Wednesday, August 29, 2007

Friends who are gone...

I'm writing this from a house in Minneapolis, Minnesota. I was in Chicago for the past few days and came out here to visit Benjamin (my roommate from college, and Sam, who did the HNGR programme with me). Yesterday (and I can't believe it was only yesterday), I received a phone call as I was touring around with Sam and Benjamin which informed me that another friend of ours had committed suicide the night before. This was hard news to take. I knew this friend wasn't doing well, and had tried to take his life before, but i wasn't expecting this now. This has hit me after learning of the death, again through suicide, of another of my friend's at the begining of summer. I can't explain why these things happened. And I don't think I need to, but it's still hard. Both these guys were great people, who made me laugh and forced me to think harder about certain things. I've changed my plane ticket to fly home to Dublin a little later so that I can stay here and be here for the funeral service. Please pray for comfort for his family, who have been through hell these past few months I'm sure, and for all his friends who loved him so much, who he left behind.

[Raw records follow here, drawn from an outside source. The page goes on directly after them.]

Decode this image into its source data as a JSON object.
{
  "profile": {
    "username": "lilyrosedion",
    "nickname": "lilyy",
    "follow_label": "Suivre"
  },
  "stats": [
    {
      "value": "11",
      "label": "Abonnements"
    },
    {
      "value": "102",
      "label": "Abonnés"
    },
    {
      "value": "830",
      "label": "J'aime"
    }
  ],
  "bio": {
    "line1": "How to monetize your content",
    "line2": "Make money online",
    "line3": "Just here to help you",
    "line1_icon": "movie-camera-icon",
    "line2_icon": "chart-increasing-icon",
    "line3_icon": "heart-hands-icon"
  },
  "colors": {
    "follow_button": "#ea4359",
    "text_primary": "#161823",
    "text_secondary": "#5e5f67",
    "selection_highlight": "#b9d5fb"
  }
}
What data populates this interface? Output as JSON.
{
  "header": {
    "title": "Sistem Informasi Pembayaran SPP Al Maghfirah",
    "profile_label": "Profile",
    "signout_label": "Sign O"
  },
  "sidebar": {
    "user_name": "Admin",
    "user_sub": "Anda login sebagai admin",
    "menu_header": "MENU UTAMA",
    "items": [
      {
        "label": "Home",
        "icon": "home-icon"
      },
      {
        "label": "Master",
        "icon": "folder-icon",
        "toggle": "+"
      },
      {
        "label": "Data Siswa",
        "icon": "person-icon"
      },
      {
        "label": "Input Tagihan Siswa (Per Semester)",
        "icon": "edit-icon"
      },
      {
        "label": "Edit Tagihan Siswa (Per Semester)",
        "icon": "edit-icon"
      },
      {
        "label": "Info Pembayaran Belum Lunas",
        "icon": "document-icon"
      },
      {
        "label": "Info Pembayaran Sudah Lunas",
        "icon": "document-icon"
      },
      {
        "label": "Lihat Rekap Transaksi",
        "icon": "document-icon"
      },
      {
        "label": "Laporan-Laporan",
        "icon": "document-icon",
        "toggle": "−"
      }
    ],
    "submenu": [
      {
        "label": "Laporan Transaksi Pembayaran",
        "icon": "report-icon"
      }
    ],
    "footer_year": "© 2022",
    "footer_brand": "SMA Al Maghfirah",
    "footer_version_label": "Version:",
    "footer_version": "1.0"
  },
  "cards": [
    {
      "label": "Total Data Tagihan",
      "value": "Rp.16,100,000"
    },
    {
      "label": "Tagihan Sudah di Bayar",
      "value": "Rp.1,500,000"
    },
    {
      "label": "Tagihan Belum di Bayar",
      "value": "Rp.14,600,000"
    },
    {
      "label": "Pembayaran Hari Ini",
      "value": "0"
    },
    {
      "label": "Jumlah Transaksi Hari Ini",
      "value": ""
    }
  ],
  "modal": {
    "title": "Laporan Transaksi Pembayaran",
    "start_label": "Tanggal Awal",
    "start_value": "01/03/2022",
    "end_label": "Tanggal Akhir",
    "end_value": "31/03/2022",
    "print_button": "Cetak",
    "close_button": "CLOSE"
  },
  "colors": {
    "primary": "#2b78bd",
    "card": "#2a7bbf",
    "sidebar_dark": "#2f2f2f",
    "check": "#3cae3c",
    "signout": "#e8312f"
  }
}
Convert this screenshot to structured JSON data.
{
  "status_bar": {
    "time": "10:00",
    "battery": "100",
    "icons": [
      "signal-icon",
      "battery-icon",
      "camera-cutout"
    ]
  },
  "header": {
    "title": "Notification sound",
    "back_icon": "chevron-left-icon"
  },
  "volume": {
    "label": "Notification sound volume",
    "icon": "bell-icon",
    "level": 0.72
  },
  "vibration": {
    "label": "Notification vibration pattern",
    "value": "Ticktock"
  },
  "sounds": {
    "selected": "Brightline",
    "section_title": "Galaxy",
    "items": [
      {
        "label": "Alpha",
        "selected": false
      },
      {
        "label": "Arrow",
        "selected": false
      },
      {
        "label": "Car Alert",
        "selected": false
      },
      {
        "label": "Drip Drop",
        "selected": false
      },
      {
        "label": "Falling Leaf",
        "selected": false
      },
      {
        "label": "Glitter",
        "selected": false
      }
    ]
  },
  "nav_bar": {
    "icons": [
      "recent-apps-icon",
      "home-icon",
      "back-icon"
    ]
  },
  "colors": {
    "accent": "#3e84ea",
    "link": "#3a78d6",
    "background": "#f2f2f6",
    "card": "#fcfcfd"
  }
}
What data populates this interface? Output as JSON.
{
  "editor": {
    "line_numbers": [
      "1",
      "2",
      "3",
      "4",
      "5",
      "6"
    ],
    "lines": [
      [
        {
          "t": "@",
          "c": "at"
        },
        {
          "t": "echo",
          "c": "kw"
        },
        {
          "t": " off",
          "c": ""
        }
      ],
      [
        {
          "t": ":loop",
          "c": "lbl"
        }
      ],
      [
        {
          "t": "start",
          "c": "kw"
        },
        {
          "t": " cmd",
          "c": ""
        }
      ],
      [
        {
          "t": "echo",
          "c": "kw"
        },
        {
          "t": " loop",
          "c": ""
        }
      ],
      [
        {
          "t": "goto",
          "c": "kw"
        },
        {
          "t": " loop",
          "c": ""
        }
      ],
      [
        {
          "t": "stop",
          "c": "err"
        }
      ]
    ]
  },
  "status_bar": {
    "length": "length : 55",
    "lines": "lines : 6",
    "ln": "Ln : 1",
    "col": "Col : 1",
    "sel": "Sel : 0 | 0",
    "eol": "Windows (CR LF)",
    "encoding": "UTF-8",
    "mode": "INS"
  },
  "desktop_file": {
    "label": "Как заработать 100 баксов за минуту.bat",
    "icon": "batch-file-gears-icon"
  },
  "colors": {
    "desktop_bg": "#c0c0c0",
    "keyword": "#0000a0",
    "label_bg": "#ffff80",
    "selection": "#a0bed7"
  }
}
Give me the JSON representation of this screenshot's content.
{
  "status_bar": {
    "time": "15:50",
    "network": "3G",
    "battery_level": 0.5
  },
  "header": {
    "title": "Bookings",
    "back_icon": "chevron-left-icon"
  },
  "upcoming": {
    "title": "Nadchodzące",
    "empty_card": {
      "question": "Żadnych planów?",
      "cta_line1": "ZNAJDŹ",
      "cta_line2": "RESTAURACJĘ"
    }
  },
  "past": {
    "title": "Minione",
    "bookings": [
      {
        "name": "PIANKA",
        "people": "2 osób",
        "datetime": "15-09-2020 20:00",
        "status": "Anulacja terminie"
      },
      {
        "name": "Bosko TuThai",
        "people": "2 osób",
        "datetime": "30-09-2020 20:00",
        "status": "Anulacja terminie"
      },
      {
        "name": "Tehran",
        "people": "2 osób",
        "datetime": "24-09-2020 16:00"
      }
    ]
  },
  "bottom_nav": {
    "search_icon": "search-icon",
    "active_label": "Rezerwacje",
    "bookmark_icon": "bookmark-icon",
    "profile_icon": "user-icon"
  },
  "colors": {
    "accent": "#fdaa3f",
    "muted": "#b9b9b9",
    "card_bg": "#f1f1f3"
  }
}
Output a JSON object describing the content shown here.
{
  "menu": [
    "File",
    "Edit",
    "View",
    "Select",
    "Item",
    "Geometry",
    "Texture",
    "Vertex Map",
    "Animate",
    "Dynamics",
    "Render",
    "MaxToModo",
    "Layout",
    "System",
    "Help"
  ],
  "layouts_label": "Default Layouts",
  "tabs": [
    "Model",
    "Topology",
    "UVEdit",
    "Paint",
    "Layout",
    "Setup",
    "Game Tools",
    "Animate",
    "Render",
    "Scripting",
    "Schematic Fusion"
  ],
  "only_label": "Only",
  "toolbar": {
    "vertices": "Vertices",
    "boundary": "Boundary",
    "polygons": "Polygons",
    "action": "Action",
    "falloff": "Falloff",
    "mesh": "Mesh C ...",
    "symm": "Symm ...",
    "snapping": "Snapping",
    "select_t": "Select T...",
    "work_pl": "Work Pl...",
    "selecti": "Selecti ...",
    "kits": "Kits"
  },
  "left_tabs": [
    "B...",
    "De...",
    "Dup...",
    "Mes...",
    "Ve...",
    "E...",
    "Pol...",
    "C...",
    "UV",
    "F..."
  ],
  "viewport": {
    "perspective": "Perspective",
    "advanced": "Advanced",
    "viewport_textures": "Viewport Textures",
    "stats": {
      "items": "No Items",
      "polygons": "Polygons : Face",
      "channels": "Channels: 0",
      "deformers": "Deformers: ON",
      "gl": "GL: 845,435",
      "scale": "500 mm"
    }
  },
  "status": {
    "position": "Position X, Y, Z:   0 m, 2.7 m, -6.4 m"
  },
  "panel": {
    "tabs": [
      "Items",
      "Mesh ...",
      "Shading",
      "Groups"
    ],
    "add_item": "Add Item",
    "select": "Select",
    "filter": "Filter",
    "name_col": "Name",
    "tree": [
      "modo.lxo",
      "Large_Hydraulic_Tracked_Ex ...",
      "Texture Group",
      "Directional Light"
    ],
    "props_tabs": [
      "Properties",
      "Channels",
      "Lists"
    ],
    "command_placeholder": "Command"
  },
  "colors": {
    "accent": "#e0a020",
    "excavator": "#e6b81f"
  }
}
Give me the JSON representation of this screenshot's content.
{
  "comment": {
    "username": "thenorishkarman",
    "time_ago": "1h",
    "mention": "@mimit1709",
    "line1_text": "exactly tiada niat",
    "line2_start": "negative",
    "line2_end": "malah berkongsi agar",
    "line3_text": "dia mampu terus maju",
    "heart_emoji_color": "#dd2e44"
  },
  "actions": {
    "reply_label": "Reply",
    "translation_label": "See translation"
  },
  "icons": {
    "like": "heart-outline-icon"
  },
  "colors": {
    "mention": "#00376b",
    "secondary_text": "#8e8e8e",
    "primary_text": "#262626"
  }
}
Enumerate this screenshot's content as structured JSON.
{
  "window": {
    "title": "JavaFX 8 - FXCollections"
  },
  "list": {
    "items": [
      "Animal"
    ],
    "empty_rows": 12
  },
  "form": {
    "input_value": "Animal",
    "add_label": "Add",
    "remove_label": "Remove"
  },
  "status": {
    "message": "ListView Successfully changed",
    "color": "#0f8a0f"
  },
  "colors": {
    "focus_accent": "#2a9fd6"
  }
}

Ironically, I guess, but the email I received giving me the news I put in the post below about Angola and Bishop came from this friend.

Wednesday, August 22, 2007

i'm alive and well

I'm alive and much has happened since I’ve last posted, and I won't try and cover it all.

Recently I received an email from a friend that has really lifted my spirits. Some of you may know that I spent time in Louisiana State Penitentiary at Angola, LA. If you've seen my wallet, I bought it from an inmate there who made it in his free time.
I spent a week there during spring break my 2nd year of wheaton, and then went back for several days during mid-term break the autumn of that year. Both times were incredible experiences for me. When you enter this prison, in many ways you feel that you are entering a monastery rather than a prison. The prison is currently renowned for its rehabilitation of inmates and also surprisingly and what made me want to visit the prison in the first place is that the christian community among many of the inmates there is vibrant and growing. There is even a full-time seminary on the premises (not run by government funds of course) that inmates can attend (as one of different educational options). I went as part of a group from wheaton who went under the chaplaincy office. Many people I told that I was going assumed that we were going to "minister" to the inmates there, but this was far from the truth, we were going there to spend time with brothers of ours (it's an all male prison) and most of us felt as we were "ministered" to by the men there.

What we found there was truly indescribable. I've rarely seen such christian community, men serving each other and showing each other such care. It's by no means a perfect community, and has many of its own problems with personalities, prison politics and the like, but there is an undeniable work of God going on there among these men. Many of these men are the worst of the worst criminals and have no hope of ever leaving Angola. I'd previously believed that men only "found God" in prison to try and show good behaviour before they appear before parole boards, but many of these men didn't think focus on leaving too much and were desiring how to seek out and serve god there in the prison community.

Angola is partly so incredible because of it's past. It did not used to be such a shining example. It was known as one of America's deadliest and bloodiest prisons. Many people were killed while inside, often brutally. One man who lived through that time is a Man now referred to as "Bishop Tanniehil". This man of God, experienced Angola in its dark days and now in its lighter times. He is one of those old southern speakers, with a deep Louisiana accent that I must admit was often incomprehensible to me. I've rarely seen someone light up a room the way he does. He is now well into his golden years and is recognised both by inmates, guards and wardens as a man of great standing. When he preaches everyone (guards and all) listen and respond.

The email I received was a press release received by a friend who was on those trips with me. This is what it said:

"The Bishop was "Met at the Gate"!

On Tuesday, August 14th, Eugene "Bishop" Tanniehill was pardoned by the Governer of Louisiana, released from Angola Prison, and met at the gate by Terry VanDerAa and Pastor Bert DeJong. After serving 47 years of a life sentence, the Bishop is the latest to receive a warm welcome by "the Church outside the prison walls" through the Meet Me at the Gate® program.

Terry brought the Bishop to the Koinonia House® National Ministries office and together they had what Manny Mill called "the biggest ALELUYA ever!"

Manny Mill is director of Koinonia House Ministries which assists former inmates in the crazy, and extremely challenging transition from prison life to life on the outside.

As strange as all this may sound to many, and i must admit Angola is an odd place, this is some of the best news i've heard recently. If there's ever a man deserving of a pardon it's this man, although most of us never expected the governor to approve this (he has been denied countless times), this is a huge answer to many people's prayers. I'm sure Bishop Tanniehill would appreciate your prayers for him in this time as he's moving out into the "real world" where he hasn't walked in 47 years.